The monitor can also be used as a docking station. It offers a USB 3.2, 5 Gbps Type-B upstream; two USB 3.2 (Gen 1, also at 5 Gbps) for downstream; and a Type-C and Type-A USB 3.2 for charging and quick access downstream. And, the monitor comes with a bunch of cables for those ports, an HDMI 2.1, a DP 1.4, and a USB Gen 1 cable, plus, of course, a power cord. Furthermore, you can use the USB-C to run the monitor from a Steam Deck.

Out of the box

Dell certainly knows how to pack and ship a monitor. The shipping box comes with a handle, there’s a formfitting cradle that hold the very lightweight panel, a two-piece stand that snaps together with a VESA mount on it for the panel… click, click and you’re done. Hook up the cables, and you’re in business.

Alienware display
The Alienware AW3225QF. (Source: Dell)

Another nice feature is the cable shield for the back to help group, route, and, most of all, hide the jangle of wires.


Faster than I can see. You never, ever see a ghost on this monitor. The refresh rate is so high, it’s physically impossible. If you watched a football game on it and the ball was tossed or kicked into the air, you would see a perfect arc movement and never a gap or jump—as good as your eyes would see if you were in the stadium.

If you are playing a game and your reactions are fast (this is directed to gamers under 50), and you see a threat and react to it as fast as lightning, the threat is going to feel it, and you’ll see every bit of it happen.

Who’s in that dark corner?

If you’ve been playing on an older 8-bit monitor, as most people are, you can only guess what’s hiding in a dark corner and about to end your current quest. If you’re sufficiently experienced, and not in run and shoot mode (or mood), you might pause and futz with the contrast or brightness to try and see it, and then try and restore the monitor to its normal conditions after you’ve dealt with the corner creature.

Not necessary with a10-bit OLED HDR monitor with True Black 400.

Alienware display
Look at the contrast difference between the white sheet and the black background. (Source: JPR)

Unless you have a 10-bit HDR monitor, you probably can’t see the extraordinary contrast range feebly presented in the above image—Dell describes it as infinite contrast ratio.

The black of a black screen on an OLED, HDR-capable monitor is as close as you can possibly get on an emissive monitor.

The problem

The problem with reviewing an extraordinary display device like this is that it’s a fantastic experience for the reviewer but almost impossible—no, it is impossible—to convey in text, even with pictures.
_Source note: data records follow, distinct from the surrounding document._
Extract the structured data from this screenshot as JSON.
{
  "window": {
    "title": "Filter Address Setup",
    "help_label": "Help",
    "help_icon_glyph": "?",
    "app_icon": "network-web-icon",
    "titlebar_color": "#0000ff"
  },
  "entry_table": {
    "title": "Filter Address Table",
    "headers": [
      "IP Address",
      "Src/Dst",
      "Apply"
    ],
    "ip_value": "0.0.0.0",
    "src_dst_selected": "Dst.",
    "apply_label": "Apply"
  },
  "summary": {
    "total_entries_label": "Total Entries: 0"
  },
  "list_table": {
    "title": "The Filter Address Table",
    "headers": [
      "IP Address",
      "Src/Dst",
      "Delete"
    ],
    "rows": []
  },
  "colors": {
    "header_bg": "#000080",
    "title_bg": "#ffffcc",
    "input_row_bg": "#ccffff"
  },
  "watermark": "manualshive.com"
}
I can tell you about the 240 Hz refresh rate, but unless you experience it, it’s just words. Same goes for the range of colors and true black.

This monitor could be the only display you’d need. You could watch movies on it via your computer or console, play games on it, and do you daily work on it. It is a universal do-everything display. Dell’s done a helluva job in delighting us with new display technology over the years, but how they are ever going to top this one is a mystery. However, I can help them think about it: 32 inches is great, but what about 49 inches?

A few years back, Dell made a short-throw 4K HDR laser projector. They also made (and I still use) a 49-inch 512×1440 display. They know how to make big displays. But until they do, I recommend getting one of these babies, you won’t be disappointed.

The new Alienware 32 4K QD-OLED Gaming Monitor comes with a three-year premium warranty, including coverage for OLED burn-in and sells for  $1,199.99, available in North America since January 11, 2024. The Alienware 27 360 Hz QD-OLED Gaming Monitor (AW2725DF) sells for $899.99 and is available now.

And think about this: How long do you keep a monitor—five, seven years? How much is that per year, per day?